▸ **Work instructions**
Since only the words are wanted, reproduce every entry exactly and leave the images behind.
··· Exercise material ···
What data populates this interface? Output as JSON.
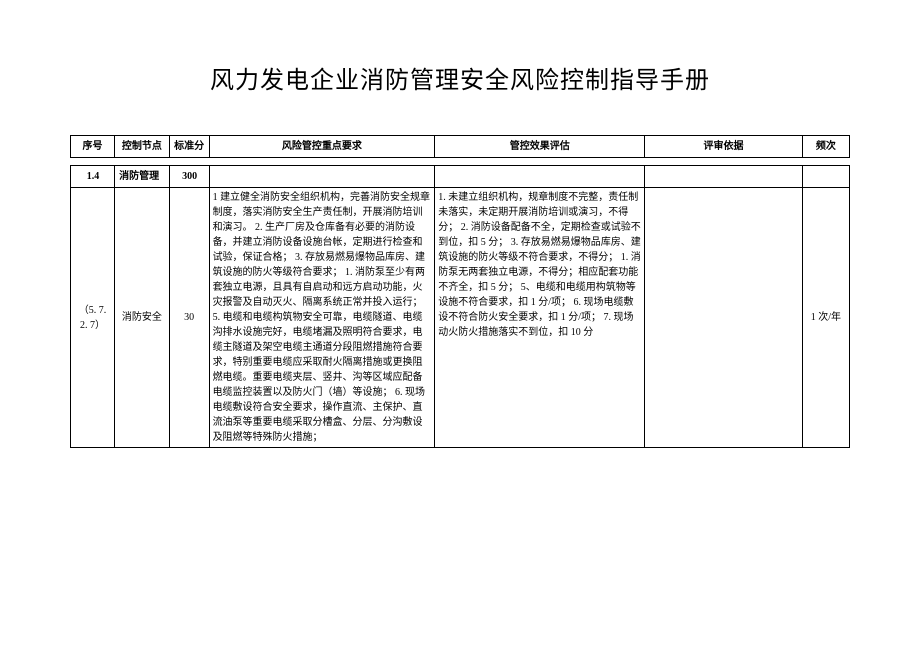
{
  "title": "风力发电企业消防管理安全风险控制指导手册",
  "headers": {
    "idx": "序号",
    "node": "控制节点",
    "score": "标准分",
    "req": "风险管控重点要求",
    "eval": "管控效果评估",
    "basis": "评审依据",
    "freq": "频次"
  },
  "section": {
    "idx": "1.4",
    "node": "消防管理",
    "score": "300"
  },
  "row": {
    "idx": "（5. 7. 2. 7）",
    "node": "消防安全",
    "score": "30",
    "req": "1 建立健全消防安全组织机构，完善消防安全规章制度，落实消防安全生产责任制，开展消防培训和演习。\n2. 生产厂房及仓库备有必要的消防设备，并建立消防设备设施台帐，定期进行检查和试验，保证合格；\n3. 存放易燃易爆物品库房、建筑设施的防火等级符合要求；\n1. 消防泵至少有两套独立电源，且具有自启动和远方启动功能，火灾报警及自动灭火、隔离系统正常并投入运行；\n5. 电缆和电缆构筑物安全可靠，电缆隧道、电缆沟排水设施完好，电缆堵漏及照明符合要求，电缆主隧道及架空电缆主通道分段阻燃措施符合要求，特别重要电缆应采取耐火隔离措施或更换阻燃电缆。重要电缆夹层、竖井、沟等区域应配备电缆监控装置以及防火门（墙）等设施；\n6. 现场电缆敷设符合安全要求，操作直流、主保护、直流油泵等重要电缆采取分槽盒、分层、分沟敷设及阻燃等特殊防火措施；",
    "eval": "1. 未建立组织机构，规章制度不完整，责任制未落实，未定期开展消防培训或演习，不得分；\n2. 消防设备配备不全，定期检查或试验不到位，扣 5 分；\n3. 存放易燃易爆物品库房、建筑设施的防火等级不符合要求，不得分；\n1. 消防泵无两套独立电源，不得分；相应配套功能不齐全，扣 5 分；\n5、电缆和电缆用构筑物等设施不符合要求，扣 1 分/项；\n6. 现场电缆敷设不符合防火安全要求，扣 1 分/项；\n7. 现场动火防火措施落实不到位，扣 10 分",
    "basis": "",
    "freq": "1 次/年"
  }
}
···
▸ **Problem solution**
What data populates this interface? Output as JSON.
{
  "title": "风力发电企业消防管理安全风险控制指导手册",
  "headers": {
    "idx": "序号",
    "node": "控制节点",
    "score": "标准分",
    "req": "风险管控重点要求",
    "eval": "管控效果评估",
    "basis": "评审依据",
    "freq": "频次"
  },
  "section": {
    "idx": "1.4",
    "node": "消防管理",
    "score": "300"
  },
  "row": {
    "idx": "（5. 7. 2. 7）",
    "node": "消防安全",
    "score": "30",
    "req": "1 建立健全消防安全组织机构，完善消防安全规章制度，落实消防安全生产责任制，开展消防培训和演习。\n2. 生产厂房及仓库备有必要的消防设备，并建立消防设备设施台帐，定期进行检查和试验，保证合格；\n3. 存放易燃易爆物品库房、建筑设施的防火等级符合要求；\n1. 消防泵至少有两套独立电源，且具有自启动和远方启动功能，火灾报警及自动灭火、隔离系统正常并投入运行；\n5. 电缆和电缆构筑物安全可靠，电缆隧道、电缆沟排水设施完好，电缆堵漏及照明符合要求，电缆主隧道及架空电缆主通道分段阻燃措施符合要求，特别重要电缆应采取耐火隔离措施或更换阻燃电缆。重要电缆夹层、竖井、沟等区域应配备电缆监控装置以及防火门（墙）等设施；\n6. 现场电缆敷设符合安全要求，操作直流、主保护、直流油泵等重要电缆采取分槽盒、分层、分沟敷设及阻燃等特殊防火措施；",
    "eval": "1. 未建立组织机构，规章制度不完整，责任制未落实，未定期开展消防培训或演习，不得分；\n2. 消防设备配备不全，定期检查或试验不到位，扣 5 分；\n3. 存放易燃易爆物品库房、建筑设施的防火等级不符合要求，不得分；\n1. 消防泵无两套独立电源，不得分；相应配套功能不齐全，扣 5 分；\n5、电缆和电缆用构筑物等设施不符合要求，扣 1 分/项；\n6. 现场电缆敷设不符合防火安全要求，扣 1 分/项；\n7. 现场动火防火措施落实不到位，扣 10 分",
    "basis": "",
    "freq": "1 次/年"
  }
}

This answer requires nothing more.